DATASET RECORDS: Begin
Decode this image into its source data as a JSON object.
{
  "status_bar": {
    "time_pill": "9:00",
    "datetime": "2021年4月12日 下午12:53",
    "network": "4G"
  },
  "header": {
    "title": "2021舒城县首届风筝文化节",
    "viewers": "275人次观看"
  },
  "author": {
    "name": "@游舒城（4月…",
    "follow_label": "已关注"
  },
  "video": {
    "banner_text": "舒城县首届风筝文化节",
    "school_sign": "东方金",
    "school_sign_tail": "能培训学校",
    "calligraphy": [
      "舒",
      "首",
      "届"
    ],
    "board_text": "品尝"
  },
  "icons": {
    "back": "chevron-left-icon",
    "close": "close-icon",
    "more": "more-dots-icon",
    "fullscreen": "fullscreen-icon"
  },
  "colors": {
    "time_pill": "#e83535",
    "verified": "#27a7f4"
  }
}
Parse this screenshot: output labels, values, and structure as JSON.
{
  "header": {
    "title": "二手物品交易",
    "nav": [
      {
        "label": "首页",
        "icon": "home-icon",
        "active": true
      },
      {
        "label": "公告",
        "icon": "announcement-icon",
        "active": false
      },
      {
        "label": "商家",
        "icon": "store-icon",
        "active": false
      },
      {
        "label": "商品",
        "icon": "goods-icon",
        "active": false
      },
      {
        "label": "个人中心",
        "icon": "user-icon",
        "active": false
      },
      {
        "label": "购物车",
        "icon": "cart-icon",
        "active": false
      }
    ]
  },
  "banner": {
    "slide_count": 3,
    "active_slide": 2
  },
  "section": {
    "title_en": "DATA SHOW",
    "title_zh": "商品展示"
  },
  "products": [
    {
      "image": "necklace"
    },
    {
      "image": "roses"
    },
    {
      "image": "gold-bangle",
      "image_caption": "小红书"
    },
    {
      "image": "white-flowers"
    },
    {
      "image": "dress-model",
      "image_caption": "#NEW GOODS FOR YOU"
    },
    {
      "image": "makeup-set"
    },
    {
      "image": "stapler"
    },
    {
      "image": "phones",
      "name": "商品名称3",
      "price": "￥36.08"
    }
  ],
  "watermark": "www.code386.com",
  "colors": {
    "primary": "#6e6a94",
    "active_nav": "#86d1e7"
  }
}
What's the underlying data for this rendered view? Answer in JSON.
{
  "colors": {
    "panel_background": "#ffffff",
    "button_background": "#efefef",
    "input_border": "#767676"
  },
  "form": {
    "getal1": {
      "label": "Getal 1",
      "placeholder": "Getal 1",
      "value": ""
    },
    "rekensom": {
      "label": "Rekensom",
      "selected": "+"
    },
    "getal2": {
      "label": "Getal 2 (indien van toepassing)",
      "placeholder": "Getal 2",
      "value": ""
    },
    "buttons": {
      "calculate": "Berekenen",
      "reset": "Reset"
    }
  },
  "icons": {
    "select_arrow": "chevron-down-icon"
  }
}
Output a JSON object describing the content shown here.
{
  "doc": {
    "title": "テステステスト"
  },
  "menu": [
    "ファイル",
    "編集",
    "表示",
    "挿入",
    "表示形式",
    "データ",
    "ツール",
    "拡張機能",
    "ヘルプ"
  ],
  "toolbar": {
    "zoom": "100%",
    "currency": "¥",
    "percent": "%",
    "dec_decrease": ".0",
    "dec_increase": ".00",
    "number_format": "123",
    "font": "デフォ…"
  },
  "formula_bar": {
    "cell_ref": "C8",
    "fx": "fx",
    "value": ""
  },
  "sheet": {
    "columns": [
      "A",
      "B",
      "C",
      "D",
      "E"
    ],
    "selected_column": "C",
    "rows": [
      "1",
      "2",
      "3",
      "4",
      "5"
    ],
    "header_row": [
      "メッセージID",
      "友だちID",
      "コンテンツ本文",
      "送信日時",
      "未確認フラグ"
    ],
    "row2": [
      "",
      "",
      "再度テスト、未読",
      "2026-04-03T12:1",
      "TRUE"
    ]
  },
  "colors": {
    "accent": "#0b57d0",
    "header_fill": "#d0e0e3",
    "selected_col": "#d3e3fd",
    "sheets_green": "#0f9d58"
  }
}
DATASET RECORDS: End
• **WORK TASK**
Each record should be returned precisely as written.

• **ANSWER TO THIS TASK**
Decode this image into its source data as a JSON object.
{
  "status_bar": {
    "time_pill": "9:00",
    "datetime": "2021年4月12日 下午12:53",
    "network": "4G"
  },
  "header": {
    "title": "2021舒城县首届风筝文化节",
    "viewers": "275人次观看"
  },
  "author": {
    "name": "@游舒城（4月…",
    "follow_label": "已关注"
  },
  "video": {
    "banner_text": "舒城县首届风筝文化节",
    "school_sign": "东方金",
    "school_sign_tail": "能培训学校",
    "calligraphy": [
      "舒",
      "首",
      "届"
    ],
    "board_text": "品尝"
  },
  "icons": {
    "back": "chevron-left-icon",
    "close": "close-icon",
    "more": "more-dots-icon",
    "fullscreen": "fullscreen-icon"
  },
  "colors": {
    "time_pill": "#e83535",
    "verified": "#27a7f4"
  }
}
Parse this screenshot: output labels, values, and structure as JSON.
{
  "header": {
    "title": "二手物品交易",
    "nav": [
      {
        "label": "首页",
        "icon": "home-icon",
        "active": true
      },
      {
        "label": "公告",
        "icon": "announcement-icon",
        "active": false
      },
      {
        "label": "商家",
        "icon": "store-icon",
        "active": false
      },
      {
        "label": "商品",
        "icon": "goods-icon",
        "active": false
      },
      {
        "label": "个人中心",
        "icon": "user-icon",
        "active": false
      },
      {
        "label": "购物车",
        "icon": "cart-icon",
        "active": false
      }
    ]
  },
  "banner": {
    "slide_count": 3,
    "active_slide": 2
  },
  "section": {
    "title_en": "DATA SHOW",
    "title_zh": "商品展示"
  },
  "products": [
    {
      "image": "necklace"
    },
    {
      "image": "roses"
    },
    {
      "image": "gold-bangle",
      "image_caption": "小红书"
    },
    {
      "image": "white-flowers"
    },
    {
      "image": "dress-model",
      "image_caption": "#NEW GOODS FOR YOU"
    },
    {
      "image": "makeup-set"
    },
    {
      "image": "stapler"
    },
    {
      "image": "phones",
      "name": "商品名称3",
      "price": "￥36.08"
    }
  ],
  "watermark": "www.code386.com",
  "colors": {
    "primary": "#6e6a94",
    "active_nav": "#86d1e7"
  }
}
What's the underlying data for this rendered view? Answer in JSON.
{
  "colors": {
    "panel_background": "#ffffff",
    "button_background": "#efefef",
    "input_border": "#767676"
  },
  "form": {
    "getal1": {
      "label": "Getal 1",
      "placeholder": "Getal 1",
      "value": ""
    },
    "rekensom": {
      "label": "Rekensom",
      "selected": "+"
    },
    "getal2": {
      "label": "Getal 2 (indien van toepassing)",
      "placeholder": "Getal 2",
      "value": ""
    },
    "buttons": {
      "calculate": "Berekenen",
      "reset": "Reset"
    }
  },
  "icons": {
    "select_arrow": "chevron-down-icon"
  }
}
Output a JSON object describing the content shown here.
{
  "doc": {
    "title": "テステステスト"
  },
  "menu": [
    "ファイル",
    "編集",
    "表示",
    "挿入",
    "表示形式",
    "データ",
    "ツール",
    "拡張機能",
    "ヘルプ"
  ],
  "toolbar": {
    "zoom": "100%",
    "currency": "¥",
    "percent": "%",
    "dec_decrease": ".0",
    "dec_increase": ".00",
    "number_format": "123",
    "font": "デフォ…"
  },
  "formula_bar": {
    "cell_ref": "C8",
    "fx": "fx",
    "value": ""
  },
  "sheet": {
    "columns": [
      "A",
      "B",
      "C",
      "D",
      "E"
    ],
    "selected_column": "C",
    "rows": [
      "1",
      "2",
      "3",
      "4",
      "5"
    ],
    "header_row": [
      "メッセージID",
      "友だちID",
      "コンテンツ本文",
      "送信日時",
      "未確認フラグ"
    ],
    "row2": [
      "",
      "",
      "再度テスト、未読",
      "2026-04-03T12:1",
      "TRUE"
    ]
  },
  "colors": {
    "accent": "#0b57d0",
    "header_fill": "#d0e0e3",
    "selected_col": "#d3e3fd",
    "sheets_green": "#0f9d58"
  }
}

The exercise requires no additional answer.